Czech playwright and dissident Vaclav Havel first encountered Polish historian and dissident Adam Michnik in 1978 at a clandestine meeting on a mountaintop along the Polish-Czechoslovak border. This initial meeting of two extraordinary thinkers who “plotted” democracy, and designed an effective peaceful strategy for dismantling authoritarian regimes in Central and Eastern Europe, resulted in a lifelong friendship and an extraordinary set of bold conversations conducted over the next two postrevolutionary decades.

Havel, president of Czechoslovakia and later the Czech Republic, and Michnik, editor-in-chief of the largest daily newspaper in the region, provide rare insights into the post-1989 challenges to building new democratic institutions and new habits in the context of an increasingly unsettling political culture. With both dismay and humor, their fascinating exchanges wrestle with the essential question of postrevolutionary life: How does one preserve the revolution’s ideals in the real world? At once historically immediate and politically universal, the Havel-Michnik conversations have never before been collected in a single volume in any language.

Adam Michnik is editor-in-chief of the Warsaw daily newspaper Gazeta Wyborcza. Writer and dramatist Václav Havel (1936–2011) was the last president of Czechoslovakia and the first president of the Czech Republic.
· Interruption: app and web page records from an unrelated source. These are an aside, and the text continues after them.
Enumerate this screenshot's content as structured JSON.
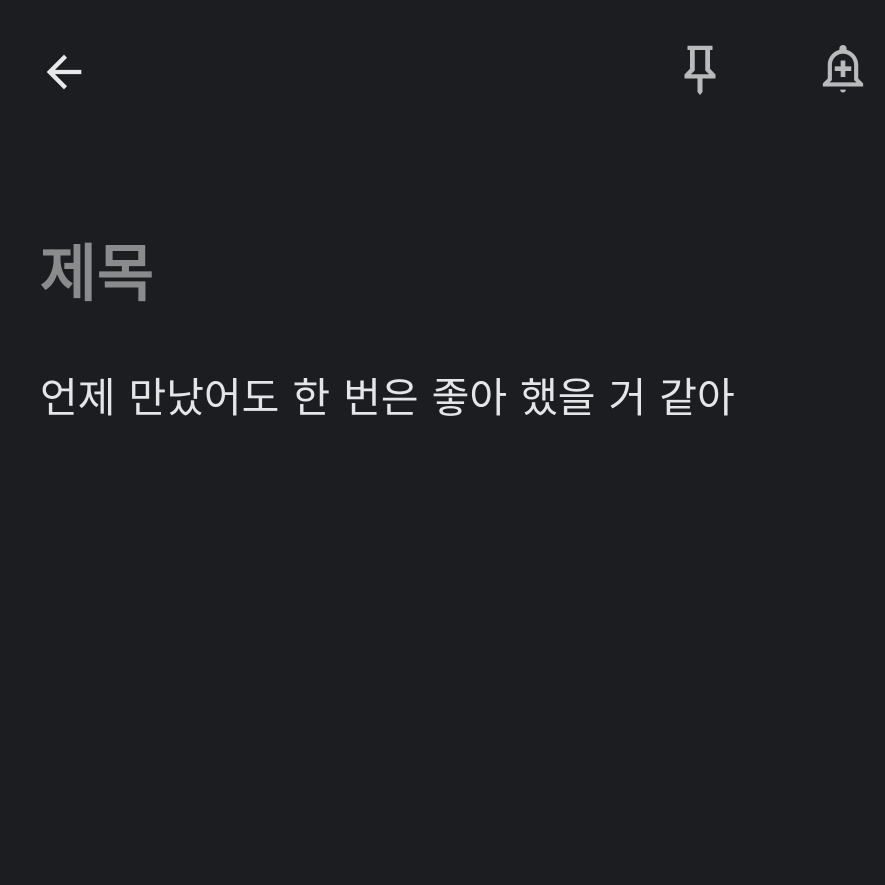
{
  "toolbar": {
    "back_icon": "arrow-left-icon",
    "pin_icon": "pin-icon",
    "reminder_icon": "bell-plus-icon"
  },
  "note": {
    "title_placeholder": "제목",
    "body": "언제 만났어도 한 번은 좋아 했을 거 같아"
  },
  "colors": {
    "background": "#1b1d21",
    "icon_primary": "#e8e9eb",
    "icon_secondary": "#b9babc",
    "title_placeholder": "#8a8b8d",
    "body_text": "#e4e5e7"
  }
}
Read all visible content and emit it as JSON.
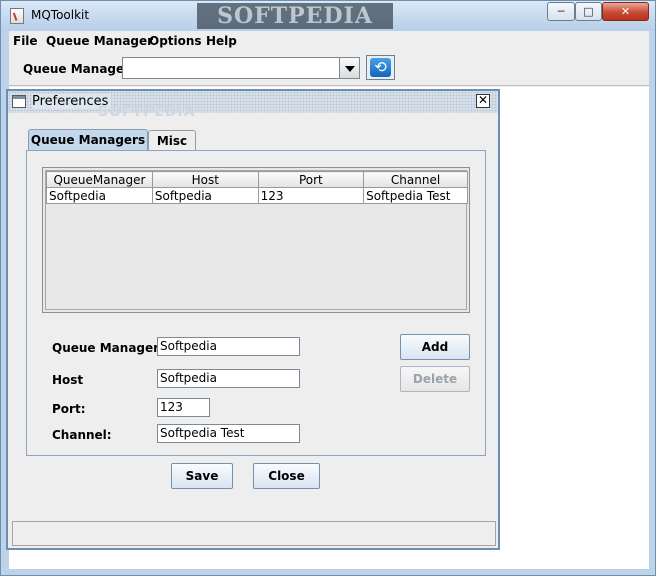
{
  "window": {
    "title": "MQToolkit",
    "watermark": "SOFTPEDIA",
    "min_glyph": "─",
    "max_glyph": "□",
    "close_glyph": "✕"
  },
  "menubar": {
    "items": [
      {
        "label": "File"
      },
      {
        "label": "Queue Manager"
      },
      {
        "label": "Options"
      },
      {
        "label": "Help"
      }
    ]
  },
  "toolbar": {
    "queue_manager_label": "Queue Manager:",
    "queue_manager_value": "",
    "refresh_glyph": "⟲"
  },
  "preferences": {
    "title": "Preferences",
    "watermark": "SOFTPEDIA",
    "close_glyph": "✕",
    "tabs": [
      {
        "label": "Queue Managers",
        "active": true
      },
      {
        "label": "Misc",
        "active": false
      }
    ],
    "table": {
      "columns": [
        "QueueManager",
        "Host",
        "Port",
        "Channel"
      ],
      "rows": [
        [
          "Softpedia",
          "Softpedia",
          "123",
          "Softpedia Test"
        ]
      ]
    },
    "form": {
      "queue_manager_label": "Queue Manager:",
      "queue_manager_value": "Softpedia",
      "host_label": "Host",
      "host_value": "Softpedia",
      "port_label": "Port:",
      "port_value": "123",
      "channel_label": "Channel:",
      "channel_value": "Softpedia Test"
    },
    "buttons": {
      "add": "Add",
      "delete": "Delete",
      "save": "Save",
      "close": "Close"
    }
  },
  "colors": {
    "title_bar": "#c3d8ee",
    "close_button": "#c74a33",
    "active_tab": "#c4d8ec",
    "frame_border": "#6e8fb5"
  }
}
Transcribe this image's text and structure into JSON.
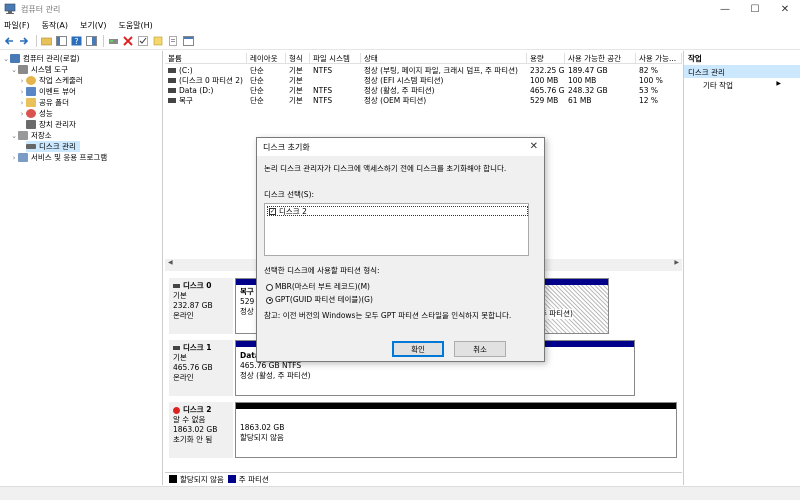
{
  "window": {
    "title": "컴퓨터 관리",
    "min": "—",
    "max": "☐",
    "close": "✕"
  },
  "menu": [
    "파일(F)",
    "동작(A)",
    "보기(V)",
    "도움말(H)"
  ],
  "tree": {
    "root": "컴퓨터 관리(로컬)",
    "system_tools": "시스템 도구",
    "task_scheduler": "작업 스케줄러",
    "event_viewer": "이벤트 뷰어",
    "shared_folders": "공유 폴더",
    "performance": "성능",
    "device_manager": "장치 관리자",
    "storage": "저장소",
    "disk_management": "디스크 관리",
    "services": "서비스 및 응용 프로그램"
  },
  "volumes": {
    "headers": [
      "볼륨",
      "레이아웃",
      "형식",
      "파일 시스템",
      "상태",
      "용량",
      "사용 가능한 공간",
      "사용 가능..."
    ],
    "rows": [
      [
        "(C:)",
        "단순",
        "기본",
        "NTFS",
        "정상 (부팅, 페이지 파일, 크래시 덤프, 주 파티션)",
        "232.25 GB",
        "189.47 GB",
        "82 %"
      ],
      [
        "(디스크 0 파티션 2)",
        "단순",
        "기본",
        "",
        "정상 (EFI 시스템 파티션)",
        "100 MB",
        "100 MB",
        "100 %"
      ],
      [
        "Data (D:)",
        "단순",
        "기본",
        "NTFS",
        "정상 (활성, 주 파티션)",
        "465.76 GB",
        "248.32 GB",
        "53 %"
      ],
      [
        "복구",
        "단순",
        "기본",
        "NTFS",
        "정상 (OEM 파티션)",
        "529 MB",
        "61 MB",
        "12 %"
      ]
    ]
  },
  "disks": [
    {
      "name": "디스크 0",
      "type": "기본",
      "size": "232.87 GB",
      "status": "온라인",
      "part_label": "복구",
      "part_size": "529",
      "part_status": "정상",
      "tail": "주 파티션)"
    },
    {
      "name": "디스크 1",
      "type": "기본",
      "size": "465.76 GB",
      "status": "온라인",
      "part_label": "Data",
      "part_size": "465.76 GB NTFS",
      "part_status": "정상 (활성, 주 파티션)"
    },
    {
      "name": "디스크 2",
      "type": "알 수 없음",
      "size": "1863.02 GB",
      "status": "초기화 안 됨",
      "part_size": "1863.02 GB",
      "part_status": "할당되지 않음"
    }
  ],
  "legend": {
    "unallocated": "할당되지 않음",
    "primary": "주 파티션"
  },
  "actions": {
    "header": "작업",
    "selected": "디스크 관리",
    "more": "기타 작업",
    "more_arrow": "▶"
  },
  "dialog": {
    "title": "디스크 초기화",
    "intro": "논리 디스크 관리자가 디스크에 액세스하기 전에 디스크를 초기화해야 합니다.",
    "select_label": "디스크 선택(S):",
    "disk_item": "디스크 2",
    "style_label": "선택한 디스크에 사용할 파티션 형식:",
    "mbr": "MBR(마스터 부트 레코드)(M)",
    "gpt": "GPT(GUID 파티션 테이블)(G)",
    "note": "참고: 이전 버전의 Windows는 모두 GPT 파티션 스타일을 인식하지 못합니다.",
    "ok": "확인",
    "cancel": "취소",
    "selected_style": "GPT"
  },
  "colors": {
    "primary": "#00008b",
    "unallocated": "#000000",
    "selection": "#cce8ff"
  }
}
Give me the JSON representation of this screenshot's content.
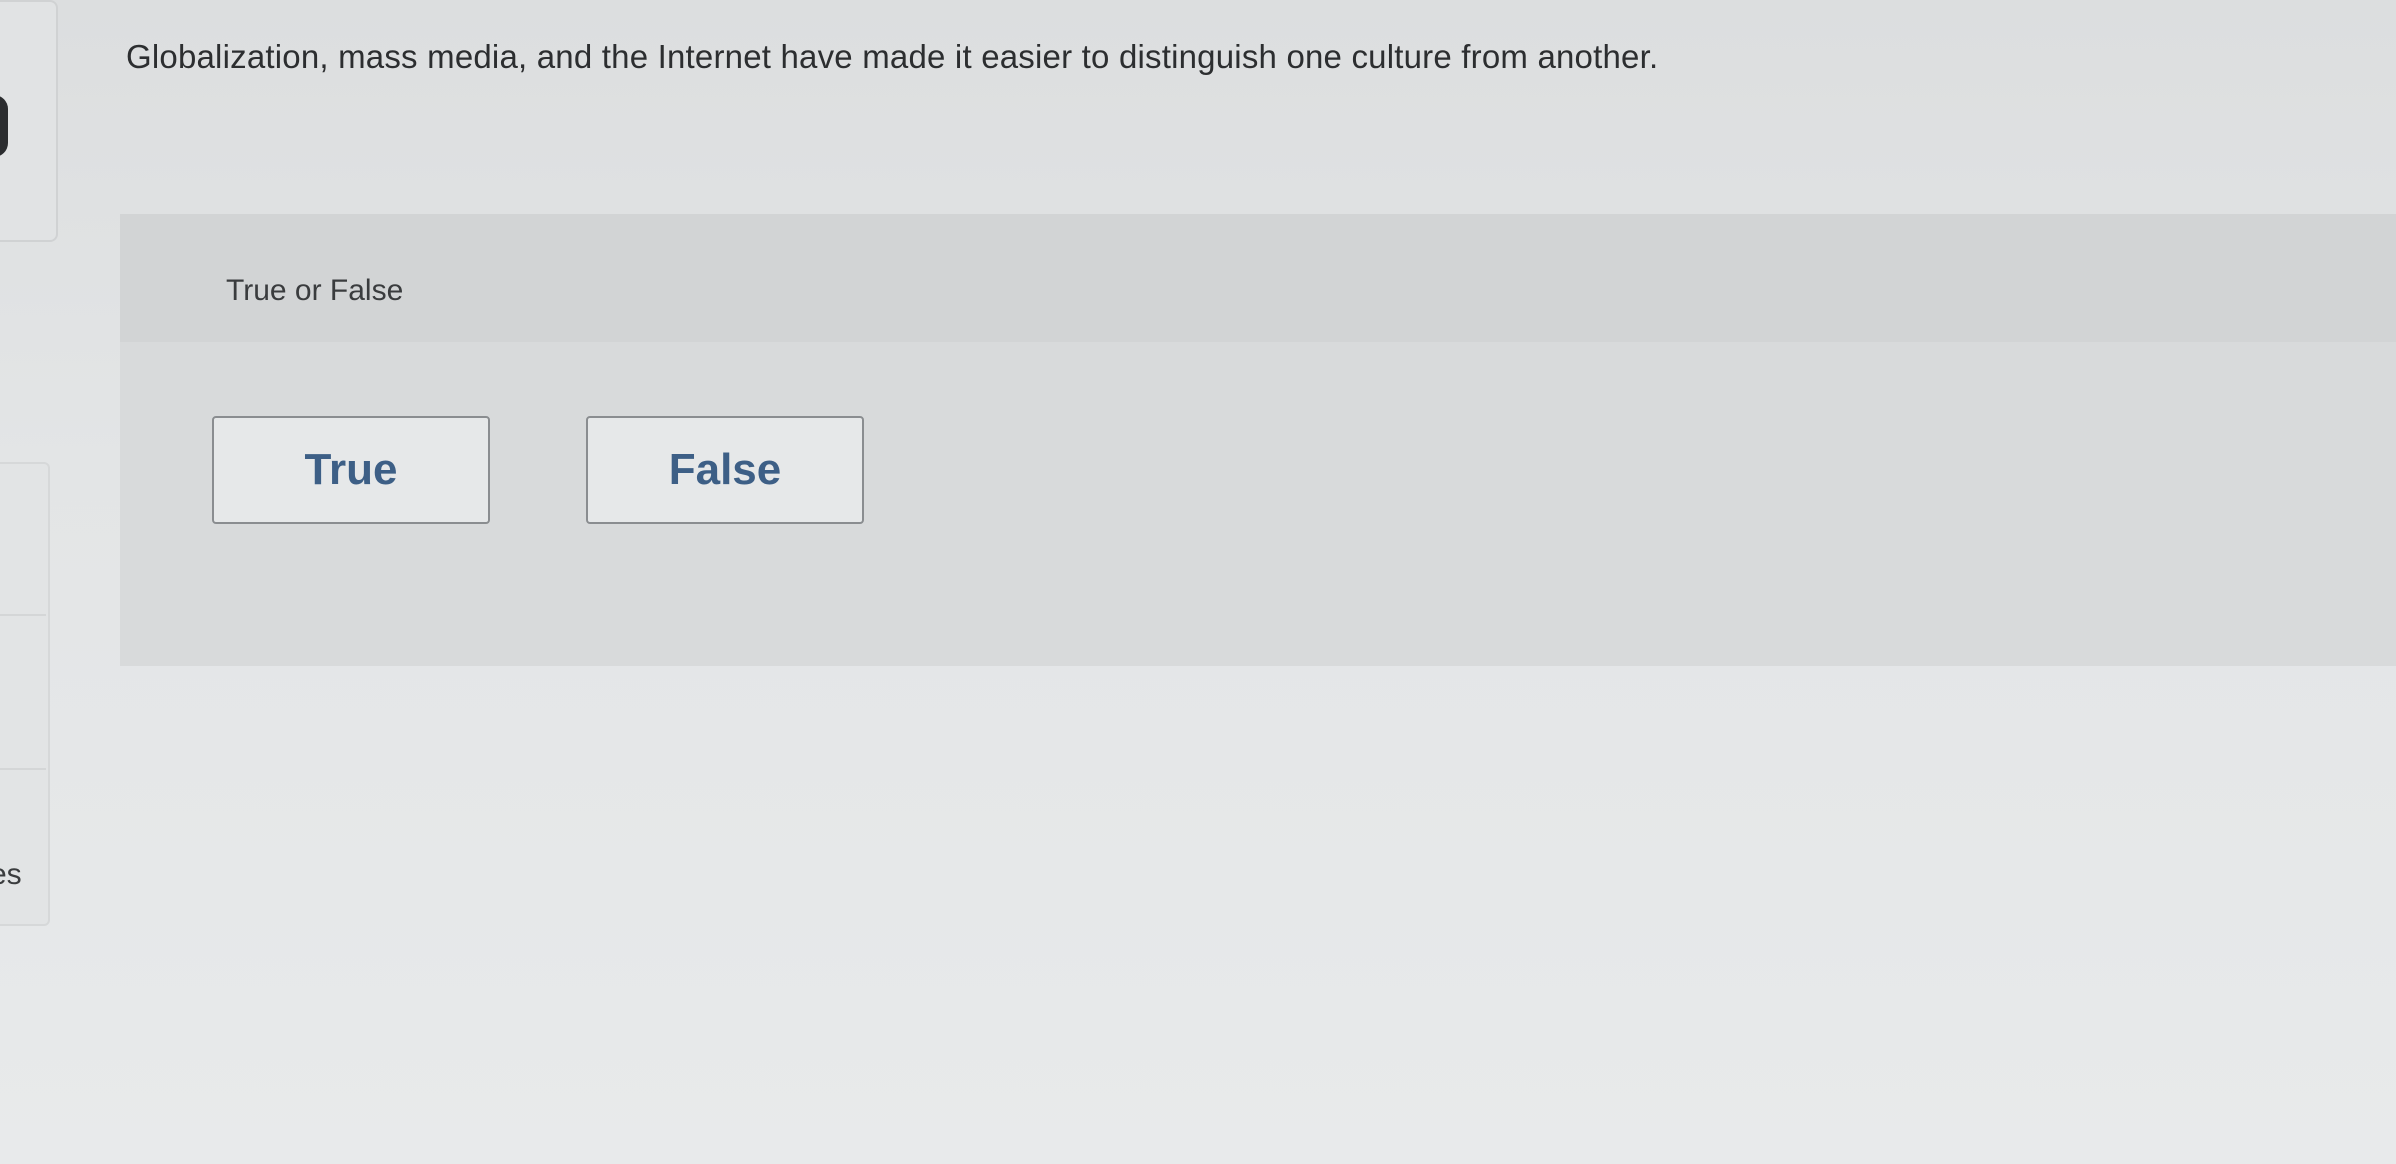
{
  "question": {
    "text": "Globalization, mass media, and the Internet have made it easier to distinguish one culture from another."
  },
  "answer_panel": {
    "type_label": "True or False",
    "choices": [
      {
        "label": "True"
      },
      {
        "label": "False"
      }
    ]
  },
  "sidebar": {
    "partial_label": "es"
  }
}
Elzbieta Matynia is professor of sociology at the New School for Social Research in New York City and at the University of Lower Silesia in Wroclaw, Poland.

“Michnik reads history three-dimensionally, with one eye on the past and the other on the present.  It’s a pleasure to watch him at work . . . . I see Michnik as an almost Miltonic figure, who understands that the greatness of a country . . . lies not in its military might, but in its capacity, even in a time of war and grave external threats, to engage in fearless, unfettered public debate about the great ideas of the day.”—Paul Wilson, The New York Review of Books